Animal welfare science - Working at the interface between the natural and social sciences

Lund V, Coleman G, Gunnarsson S, Appleby MC, Karkinen K

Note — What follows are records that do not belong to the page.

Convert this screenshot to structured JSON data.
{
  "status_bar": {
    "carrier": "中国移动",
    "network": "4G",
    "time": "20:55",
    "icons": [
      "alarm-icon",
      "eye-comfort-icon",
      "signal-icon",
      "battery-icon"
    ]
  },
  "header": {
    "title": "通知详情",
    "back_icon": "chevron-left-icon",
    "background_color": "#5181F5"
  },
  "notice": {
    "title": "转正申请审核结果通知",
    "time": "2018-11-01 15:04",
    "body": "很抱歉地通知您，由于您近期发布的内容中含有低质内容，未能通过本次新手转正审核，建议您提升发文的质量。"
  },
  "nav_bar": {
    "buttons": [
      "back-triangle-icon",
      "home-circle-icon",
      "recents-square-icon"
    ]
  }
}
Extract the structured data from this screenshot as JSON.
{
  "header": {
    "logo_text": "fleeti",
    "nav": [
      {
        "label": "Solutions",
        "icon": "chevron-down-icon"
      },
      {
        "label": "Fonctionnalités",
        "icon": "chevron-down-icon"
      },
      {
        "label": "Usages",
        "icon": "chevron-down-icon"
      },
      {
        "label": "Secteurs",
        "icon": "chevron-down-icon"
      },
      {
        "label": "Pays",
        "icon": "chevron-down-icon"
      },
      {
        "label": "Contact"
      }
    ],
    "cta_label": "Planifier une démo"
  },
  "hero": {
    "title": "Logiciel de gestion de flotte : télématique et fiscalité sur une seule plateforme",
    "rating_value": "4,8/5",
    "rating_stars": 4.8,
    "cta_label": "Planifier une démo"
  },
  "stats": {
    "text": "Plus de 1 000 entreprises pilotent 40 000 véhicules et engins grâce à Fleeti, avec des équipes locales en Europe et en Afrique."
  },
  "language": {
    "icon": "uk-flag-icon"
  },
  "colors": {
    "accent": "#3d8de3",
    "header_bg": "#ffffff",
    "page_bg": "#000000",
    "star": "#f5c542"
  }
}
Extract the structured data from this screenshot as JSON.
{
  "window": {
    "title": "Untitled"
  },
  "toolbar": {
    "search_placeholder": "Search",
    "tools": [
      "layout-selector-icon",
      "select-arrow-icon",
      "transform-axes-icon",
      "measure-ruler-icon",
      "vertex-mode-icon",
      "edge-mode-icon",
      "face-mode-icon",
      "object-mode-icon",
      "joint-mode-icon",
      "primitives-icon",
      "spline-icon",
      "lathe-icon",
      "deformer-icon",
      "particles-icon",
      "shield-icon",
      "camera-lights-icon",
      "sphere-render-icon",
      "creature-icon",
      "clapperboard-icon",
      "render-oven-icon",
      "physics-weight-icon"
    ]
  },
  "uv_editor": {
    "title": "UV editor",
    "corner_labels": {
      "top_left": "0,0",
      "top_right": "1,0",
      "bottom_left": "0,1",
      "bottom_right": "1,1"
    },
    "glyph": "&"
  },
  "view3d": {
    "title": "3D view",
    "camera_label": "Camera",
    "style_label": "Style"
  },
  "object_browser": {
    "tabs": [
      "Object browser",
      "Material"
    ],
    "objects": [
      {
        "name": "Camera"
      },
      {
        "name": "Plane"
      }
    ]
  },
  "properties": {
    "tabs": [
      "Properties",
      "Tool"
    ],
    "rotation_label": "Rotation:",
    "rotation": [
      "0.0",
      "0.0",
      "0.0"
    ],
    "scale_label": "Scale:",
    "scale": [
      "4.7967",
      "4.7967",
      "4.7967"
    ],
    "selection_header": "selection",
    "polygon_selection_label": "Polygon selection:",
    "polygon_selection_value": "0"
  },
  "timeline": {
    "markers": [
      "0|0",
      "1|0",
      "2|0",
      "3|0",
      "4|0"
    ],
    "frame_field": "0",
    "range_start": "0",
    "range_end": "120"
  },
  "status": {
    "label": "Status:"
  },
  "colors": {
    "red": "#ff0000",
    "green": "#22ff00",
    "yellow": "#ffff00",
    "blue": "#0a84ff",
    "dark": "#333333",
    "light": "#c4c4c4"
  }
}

Animal welfare science has pioneered in interdisciplinary work in many ways. However, this work has mainly taken place among researchers from the natural sciences. This paper discusses the advantages and disadvantages of using broad interdisciplinary approaches to scientific animal welfare questions, including collaboration between the natural and social sciences. The word "interdisciplinary" has been interpreted in various ways: we discuss the conceptual framework associated with research across disciplinary boundaries on different levels. Among the advantages of such work is that it may enhance the understanding of issues and result in better problem-solving. It can also be used to obtain methodological gains, that is. models and concepts from one discipline can be applied to another. We give examples of both kinds of successful combinations. The challenges of an interdisciplinary approach are also discussed, for example methodological and cultural differences among disciplines, and communication problems among researchers from different fields. We present examples of fruitful interdisciplinary approaches, e.g., studies of the human-animal interaction combining ethology, physiology and psychology. Recommendations are outlined for how collabora-tion can be increased among disciplines and between the natural and social sciences in order to further advance animal welfare science. Animal welfare is a multi-faceted issue including important scientific, ethical, economic and political dimensions, and we conclude that dealing with such complex problems requires an integrated approach that utilises conceptual and methodological skills from many disciplines. Natural scientists will continue to be central for achieving improvements in animal welfare, but it also is necessary to include social scientists for better understanding of the role of human behaviour and animals' roles in society, as well as for implementing solutions in order to achieve animal welfare in practice. This kind of work needs better support among academic leaders, scientific publishers, and funding bodies, and training in interdisciplinary thinking needs to be introduced as early as in undergraduate education. An important aspect is that all participants need to learn to communicate and to learn the language of discourse of different disciplines so as to understand the issues and to appreciate the value of their contributions. (c) 2005 Elsevier B.V. All rights reserved

Published in

Applied Animal Behaviour Science
2006, Volume: 97, number: 1, pages: 37-49 Publisher: ELSEVIER SCIENCE BV